(Items from an interface collection)
════════════════

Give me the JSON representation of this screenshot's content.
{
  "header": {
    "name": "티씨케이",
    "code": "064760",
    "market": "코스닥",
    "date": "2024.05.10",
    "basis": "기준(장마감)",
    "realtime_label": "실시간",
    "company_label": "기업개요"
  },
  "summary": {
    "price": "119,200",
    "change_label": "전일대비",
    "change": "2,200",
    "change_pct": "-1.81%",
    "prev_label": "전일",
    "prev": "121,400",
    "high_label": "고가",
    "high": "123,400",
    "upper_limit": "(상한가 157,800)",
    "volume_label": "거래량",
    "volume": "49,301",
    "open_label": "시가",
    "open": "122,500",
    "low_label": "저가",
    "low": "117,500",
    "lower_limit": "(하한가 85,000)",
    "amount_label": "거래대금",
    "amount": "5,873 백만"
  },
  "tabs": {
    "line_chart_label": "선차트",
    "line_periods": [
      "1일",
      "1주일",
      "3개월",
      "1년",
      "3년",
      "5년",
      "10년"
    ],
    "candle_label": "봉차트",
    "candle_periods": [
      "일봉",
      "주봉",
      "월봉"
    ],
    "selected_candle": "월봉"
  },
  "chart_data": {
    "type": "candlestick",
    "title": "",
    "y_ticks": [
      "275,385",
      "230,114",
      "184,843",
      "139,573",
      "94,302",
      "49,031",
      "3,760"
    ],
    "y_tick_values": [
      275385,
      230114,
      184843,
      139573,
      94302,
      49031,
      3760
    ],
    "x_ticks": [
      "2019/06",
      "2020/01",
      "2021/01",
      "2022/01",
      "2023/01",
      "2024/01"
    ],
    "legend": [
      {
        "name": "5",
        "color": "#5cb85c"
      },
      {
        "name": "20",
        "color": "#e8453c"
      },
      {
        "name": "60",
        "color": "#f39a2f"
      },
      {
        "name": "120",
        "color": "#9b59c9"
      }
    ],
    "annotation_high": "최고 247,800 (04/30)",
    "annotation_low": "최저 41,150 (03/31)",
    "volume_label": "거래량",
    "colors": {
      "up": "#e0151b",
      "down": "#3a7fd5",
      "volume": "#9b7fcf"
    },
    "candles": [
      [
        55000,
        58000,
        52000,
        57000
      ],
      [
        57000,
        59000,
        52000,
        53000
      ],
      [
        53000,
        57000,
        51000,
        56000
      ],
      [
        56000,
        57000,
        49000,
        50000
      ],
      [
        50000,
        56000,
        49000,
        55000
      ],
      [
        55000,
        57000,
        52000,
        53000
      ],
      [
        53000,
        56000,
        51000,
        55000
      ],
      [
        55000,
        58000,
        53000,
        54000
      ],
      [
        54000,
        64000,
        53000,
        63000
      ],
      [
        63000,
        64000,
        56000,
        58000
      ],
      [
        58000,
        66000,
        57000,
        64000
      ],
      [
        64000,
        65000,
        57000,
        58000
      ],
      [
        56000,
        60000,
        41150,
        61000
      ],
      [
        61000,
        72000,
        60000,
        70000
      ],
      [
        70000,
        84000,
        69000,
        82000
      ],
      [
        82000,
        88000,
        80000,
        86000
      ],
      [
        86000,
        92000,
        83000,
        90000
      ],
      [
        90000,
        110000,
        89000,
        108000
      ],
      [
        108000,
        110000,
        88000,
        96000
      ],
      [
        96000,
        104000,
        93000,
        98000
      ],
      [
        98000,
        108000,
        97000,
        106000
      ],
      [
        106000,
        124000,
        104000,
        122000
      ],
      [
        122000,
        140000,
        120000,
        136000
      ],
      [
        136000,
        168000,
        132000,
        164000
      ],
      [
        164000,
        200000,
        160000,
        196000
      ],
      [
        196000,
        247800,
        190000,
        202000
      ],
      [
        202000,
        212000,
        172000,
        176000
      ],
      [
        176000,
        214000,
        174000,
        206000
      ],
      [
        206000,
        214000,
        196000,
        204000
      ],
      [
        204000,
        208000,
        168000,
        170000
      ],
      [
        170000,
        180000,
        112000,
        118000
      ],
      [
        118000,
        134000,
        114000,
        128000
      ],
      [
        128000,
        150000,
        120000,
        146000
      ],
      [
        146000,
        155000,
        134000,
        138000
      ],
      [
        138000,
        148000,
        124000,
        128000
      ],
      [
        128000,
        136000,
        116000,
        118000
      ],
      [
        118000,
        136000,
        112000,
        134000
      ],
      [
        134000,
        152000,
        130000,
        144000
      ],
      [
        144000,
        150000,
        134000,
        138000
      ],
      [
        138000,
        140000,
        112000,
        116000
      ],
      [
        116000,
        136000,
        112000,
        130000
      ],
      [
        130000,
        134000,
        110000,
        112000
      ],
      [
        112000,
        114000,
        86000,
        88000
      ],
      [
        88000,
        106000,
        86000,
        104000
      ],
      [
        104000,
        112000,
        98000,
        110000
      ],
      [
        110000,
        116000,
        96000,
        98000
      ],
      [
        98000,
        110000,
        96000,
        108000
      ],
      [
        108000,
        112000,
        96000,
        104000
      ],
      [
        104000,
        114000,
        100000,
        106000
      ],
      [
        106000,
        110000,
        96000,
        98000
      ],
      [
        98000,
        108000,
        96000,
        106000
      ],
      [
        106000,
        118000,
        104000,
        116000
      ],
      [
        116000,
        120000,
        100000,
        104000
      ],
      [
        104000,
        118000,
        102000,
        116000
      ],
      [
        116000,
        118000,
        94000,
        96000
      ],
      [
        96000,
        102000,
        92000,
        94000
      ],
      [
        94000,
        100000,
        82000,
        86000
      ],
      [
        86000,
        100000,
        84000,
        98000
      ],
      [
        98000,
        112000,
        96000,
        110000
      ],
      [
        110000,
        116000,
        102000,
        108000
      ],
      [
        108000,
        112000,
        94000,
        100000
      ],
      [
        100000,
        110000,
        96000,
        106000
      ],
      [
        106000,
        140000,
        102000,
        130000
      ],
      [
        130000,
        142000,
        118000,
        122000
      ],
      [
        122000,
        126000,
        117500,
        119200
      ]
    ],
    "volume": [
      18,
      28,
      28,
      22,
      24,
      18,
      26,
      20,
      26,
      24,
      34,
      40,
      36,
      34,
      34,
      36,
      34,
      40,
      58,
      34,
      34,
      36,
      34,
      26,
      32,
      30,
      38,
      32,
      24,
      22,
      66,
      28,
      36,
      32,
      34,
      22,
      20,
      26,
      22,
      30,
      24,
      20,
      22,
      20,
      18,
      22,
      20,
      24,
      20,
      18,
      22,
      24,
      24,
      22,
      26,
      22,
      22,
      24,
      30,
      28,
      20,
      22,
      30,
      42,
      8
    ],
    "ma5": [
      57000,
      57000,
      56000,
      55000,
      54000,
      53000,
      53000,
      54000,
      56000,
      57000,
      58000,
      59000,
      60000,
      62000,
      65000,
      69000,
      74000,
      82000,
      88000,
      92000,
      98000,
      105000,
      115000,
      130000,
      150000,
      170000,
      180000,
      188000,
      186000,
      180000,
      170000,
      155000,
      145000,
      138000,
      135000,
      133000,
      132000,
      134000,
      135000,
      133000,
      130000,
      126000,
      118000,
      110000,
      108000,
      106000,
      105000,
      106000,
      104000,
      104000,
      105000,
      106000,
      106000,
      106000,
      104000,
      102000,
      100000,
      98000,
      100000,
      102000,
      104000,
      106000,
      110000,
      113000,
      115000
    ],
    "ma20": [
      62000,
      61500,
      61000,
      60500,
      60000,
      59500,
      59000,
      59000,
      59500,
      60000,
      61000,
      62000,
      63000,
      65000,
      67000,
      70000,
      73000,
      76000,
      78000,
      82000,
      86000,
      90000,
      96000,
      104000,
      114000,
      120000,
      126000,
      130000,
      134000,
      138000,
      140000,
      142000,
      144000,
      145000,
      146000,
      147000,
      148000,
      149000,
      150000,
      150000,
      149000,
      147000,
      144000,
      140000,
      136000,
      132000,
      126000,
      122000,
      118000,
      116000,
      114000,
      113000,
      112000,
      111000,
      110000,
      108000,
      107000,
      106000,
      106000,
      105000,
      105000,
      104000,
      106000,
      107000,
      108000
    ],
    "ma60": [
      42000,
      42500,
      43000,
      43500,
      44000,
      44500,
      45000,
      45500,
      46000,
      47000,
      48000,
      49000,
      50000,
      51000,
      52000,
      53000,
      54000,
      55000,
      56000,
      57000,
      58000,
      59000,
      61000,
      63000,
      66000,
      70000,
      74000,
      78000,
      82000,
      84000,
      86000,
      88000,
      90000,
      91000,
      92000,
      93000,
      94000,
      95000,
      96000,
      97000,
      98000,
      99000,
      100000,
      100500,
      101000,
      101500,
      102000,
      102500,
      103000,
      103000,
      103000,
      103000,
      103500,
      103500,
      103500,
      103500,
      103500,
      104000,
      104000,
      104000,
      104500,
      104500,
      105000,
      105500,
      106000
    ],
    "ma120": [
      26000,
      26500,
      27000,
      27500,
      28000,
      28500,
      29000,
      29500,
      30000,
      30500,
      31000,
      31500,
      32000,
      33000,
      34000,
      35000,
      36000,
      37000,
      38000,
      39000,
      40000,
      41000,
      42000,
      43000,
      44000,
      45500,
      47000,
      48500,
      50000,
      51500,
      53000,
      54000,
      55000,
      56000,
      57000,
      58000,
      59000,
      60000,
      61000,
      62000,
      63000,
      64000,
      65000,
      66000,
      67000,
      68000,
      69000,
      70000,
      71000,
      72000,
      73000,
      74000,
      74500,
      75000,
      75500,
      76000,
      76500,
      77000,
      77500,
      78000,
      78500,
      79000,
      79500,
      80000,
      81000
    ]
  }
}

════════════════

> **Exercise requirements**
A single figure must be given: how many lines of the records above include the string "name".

> **Solution to this exercise**
5